Upon obtaining legal advice Christi learns that labour law legislation provides no guidance on the question of bonuses. In the absence of a contractual term regulating bonuses, a previous arrangement or previous payments of a bonus Christi learns that it is up to her to decide whether she wants to pay Doris a bonus or not.

Due to a Christmas bonus being considered as gratuitous payment by an employer to an employee, it is a natural corollary that the employee is granted same in exchange for a job well done, or for exceptional service which reaches beyond the call of duty in the year that has passed. This warrants a reward or tip over and above the normal agreed upon wage for services rendered.
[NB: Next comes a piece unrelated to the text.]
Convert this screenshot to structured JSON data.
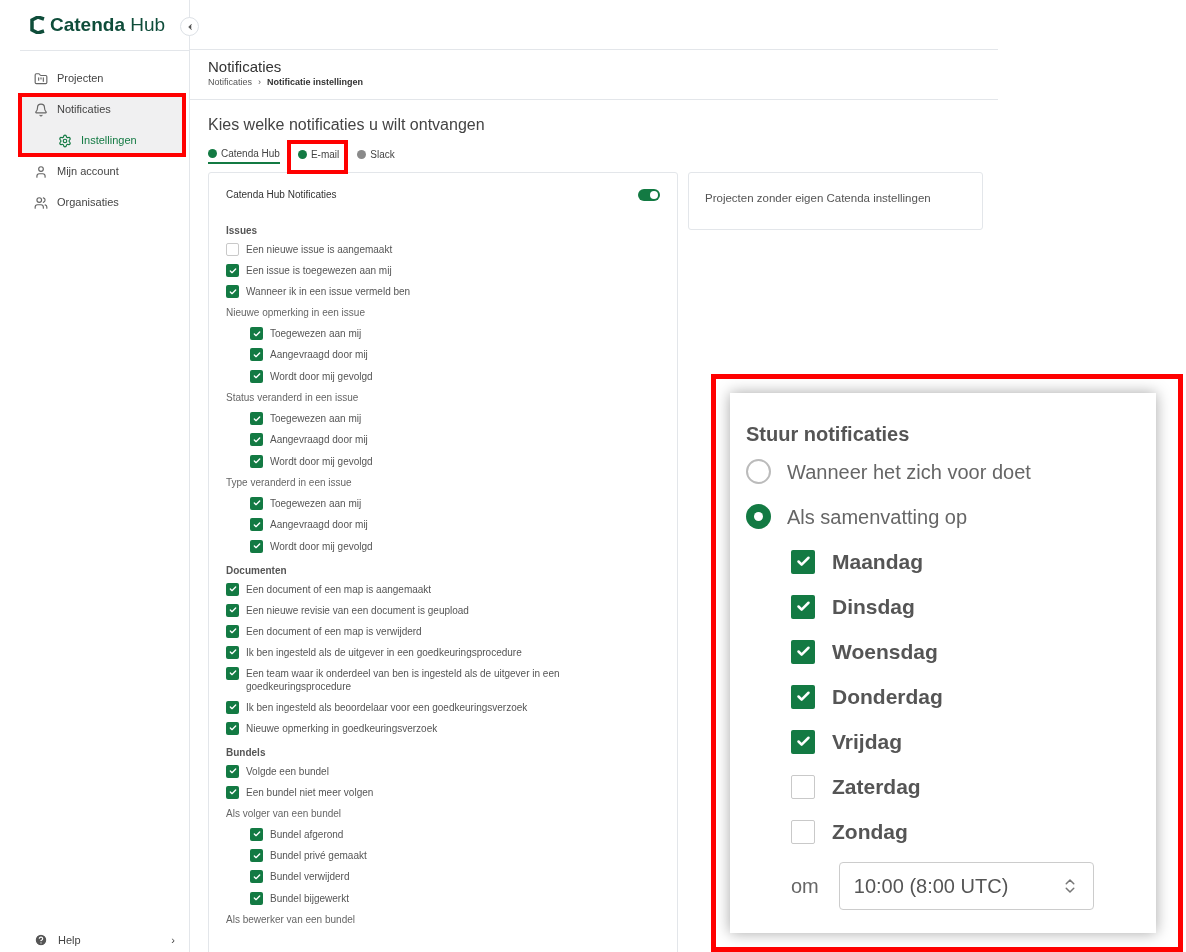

Things Christi was advised to consider when making such a decision were inter alia Doris’s performance in the past year and Christi’s own financial position. She should also keep in mind that, should she decide to pay what Doris has demanded, a reasonable expectation may be created in the years to come for Christi to continue to pay such a bonus.

Doris does not have an all-encompassing right to receive a Christmas bonus. Further, due to the fact that no reasonable expectation has yet been created, Christi’s reasons for and decision not to pay Doris a bonus cannot be seen as an unfair labour practice. Thus providing Doris, in this particular case, no grounds on which to approach the CCMA to claim performance from Christi.


1. (Accessed: 10/12/2015)

2.…of…/domesticworker2012.pdf (Accessed: 10/12/2015)

3. (Accessed: 10/12/2015)

4. Basic Conditions of Employment Act and Amendments

5. Labour Relations Act

This article is a general information sheet and should not be used or relied on as legal or other professional advice. No liability can be accepted for any errors or omissions nor for any loss or damage arising from reliance upon any information herein. Always contact your legal adviser for specific and detailed advice. Errors and omissions excepted (E&OE)